"Did I push your buttons?"

However, I find this latest development so disturbing that I will be hitting the off button whilst quite possibly shouting -


There is just something so disturbing and creepy about the fact that we are living in a society that is developing sex robots for men. At some point, they will look into robots for females but it has been admitted that the sex robots market is predominately for men. Hmmm, hardly reassuring. Sex robots means that we are looking at the objectification of women (again) and the idea that sex is just a mechanical act. No love is required when you are sleeping with a robot. None of the leg-work, no compliments needed, no showing of affection, no actual exchange of love. No, from now on all a man will need to do is hit the on button. Who needs intimacy when you can have sex with a machine? Young women already find themselves questioning their appearance; there is already so much pressure to have the perfect body. Where does this pressure come from? The pornography industry and the media. What will happen when they unleash the sex bot onto the male masses? Will every woman be expected to perform on demand? If not, do they face being replaced by a sex bot? Will the female orgasm become a myth again? Will these female bots take our place and will we be banished to the attic as a mad woman? Do we all face becoming Mrs Rochester from Jane Eyre? The creation of the sex bot is taking us back to the Victorian ages. A time where women were considered property of their husbands. This is no laughing matter.

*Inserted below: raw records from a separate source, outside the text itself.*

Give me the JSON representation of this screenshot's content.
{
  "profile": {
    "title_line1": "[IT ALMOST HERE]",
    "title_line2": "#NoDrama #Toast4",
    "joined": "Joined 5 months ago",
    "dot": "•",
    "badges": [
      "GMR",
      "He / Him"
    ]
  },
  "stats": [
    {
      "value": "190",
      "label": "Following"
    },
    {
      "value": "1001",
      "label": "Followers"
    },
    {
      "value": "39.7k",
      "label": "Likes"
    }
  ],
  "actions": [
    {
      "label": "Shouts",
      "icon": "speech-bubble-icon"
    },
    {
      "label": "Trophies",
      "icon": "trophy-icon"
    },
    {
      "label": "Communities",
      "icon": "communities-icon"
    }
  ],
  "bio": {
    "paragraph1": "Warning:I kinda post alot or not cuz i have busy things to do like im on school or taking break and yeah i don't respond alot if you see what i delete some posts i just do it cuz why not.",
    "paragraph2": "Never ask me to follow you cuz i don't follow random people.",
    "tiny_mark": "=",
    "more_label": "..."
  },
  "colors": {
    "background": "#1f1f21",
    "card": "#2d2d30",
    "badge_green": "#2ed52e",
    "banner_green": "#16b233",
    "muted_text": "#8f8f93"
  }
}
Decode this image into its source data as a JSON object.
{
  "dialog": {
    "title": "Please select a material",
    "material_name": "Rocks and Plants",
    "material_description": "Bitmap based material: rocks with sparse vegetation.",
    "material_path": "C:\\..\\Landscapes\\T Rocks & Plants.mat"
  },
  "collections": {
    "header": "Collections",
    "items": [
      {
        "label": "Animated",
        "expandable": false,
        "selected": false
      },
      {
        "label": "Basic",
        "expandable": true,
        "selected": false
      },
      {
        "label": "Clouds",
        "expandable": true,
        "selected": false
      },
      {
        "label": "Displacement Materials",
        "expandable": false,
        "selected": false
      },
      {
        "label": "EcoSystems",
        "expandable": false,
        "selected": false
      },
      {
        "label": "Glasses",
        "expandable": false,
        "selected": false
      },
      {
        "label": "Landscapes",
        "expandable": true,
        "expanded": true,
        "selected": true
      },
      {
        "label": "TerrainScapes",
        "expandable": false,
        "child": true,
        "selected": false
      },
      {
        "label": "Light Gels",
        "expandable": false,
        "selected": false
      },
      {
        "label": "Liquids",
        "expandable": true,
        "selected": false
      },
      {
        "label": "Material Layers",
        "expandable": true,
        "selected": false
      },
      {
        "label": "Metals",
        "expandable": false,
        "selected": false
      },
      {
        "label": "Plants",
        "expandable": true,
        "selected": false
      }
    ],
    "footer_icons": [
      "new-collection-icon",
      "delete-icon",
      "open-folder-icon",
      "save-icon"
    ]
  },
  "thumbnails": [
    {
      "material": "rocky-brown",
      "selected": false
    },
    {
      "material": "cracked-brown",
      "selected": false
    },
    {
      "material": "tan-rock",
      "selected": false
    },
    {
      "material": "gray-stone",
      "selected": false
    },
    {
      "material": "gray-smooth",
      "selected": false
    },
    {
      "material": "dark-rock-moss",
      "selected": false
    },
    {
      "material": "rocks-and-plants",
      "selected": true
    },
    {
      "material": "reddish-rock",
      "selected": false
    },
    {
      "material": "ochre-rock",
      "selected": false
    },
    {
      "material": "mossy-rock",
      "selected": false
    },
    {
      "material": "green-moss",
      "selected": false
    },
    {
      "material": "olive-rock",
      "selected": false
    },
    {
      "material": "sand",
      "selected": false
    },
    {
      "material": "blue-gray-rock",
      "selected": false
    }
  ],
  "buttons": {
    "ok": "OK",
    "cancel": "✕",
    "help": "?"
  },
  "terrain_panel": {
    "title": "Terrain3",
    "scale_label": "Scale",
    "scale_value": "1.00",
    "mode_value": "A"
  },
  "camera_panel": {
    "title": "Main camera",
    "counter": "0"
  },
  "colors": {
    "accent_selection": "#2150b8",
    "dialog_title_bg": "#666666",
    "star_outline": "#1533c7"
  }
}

What does this say about our society and women's place in it? It raises many disturbing issues and questions. We already live in a society where women are still sexually objectified and the creation of the sex bot is hardly going to help matters. Also, what does it say about the men who would be willing to sleep with a robot? Perhaps we should be grateful that they will be sleeping with a robot and, therefore, not adding to the gene pool. What does this say about the future of the human race? Cultural analyst Sherry Turkle has warned that we're rapidly approaching a point where:

"We may actually prefer the kinship of machines to relationships with real people and animals."

Will people want to snuggle synthetics instead of flesh? People have cited the robots as being the solution to people's loneliness. Is it? Or is it that technology might have led to this loneliness in the first place. How will having sex with a robot cure this loneliness? Will the robot be able to listen? Maybe. Will the robot be able to offer companionship? Maybe. Will the robot be able to understand, emphasise and offer support? No. A robot cannot and, should not, replace human interaction. A robot will not offer a human connection. We all need human connections because we are just that - HUMAN.

The sex bot is in danger of destroying any hope of equality. In the shape of a robot the woman is being presented as the passive one - AGAIN. The one who isn't entitled to enjoy sex. The one who isn't entitled to an orgasm. I am stunned that people believe there is a need for the female sex bot. That men will want to sleep with a robot. What does this say about the perception of a man? It is insulting not just to women but also men. It is insulting to the whole human race. What makes us human is our capacity to feel emotions, including the ability to laugh, to feel joy, to feel hope and to love. All things a robot cannot do.

However, like it or not, the sex bots are coming. Will you be switching the off button?

This was first published on Island Living 365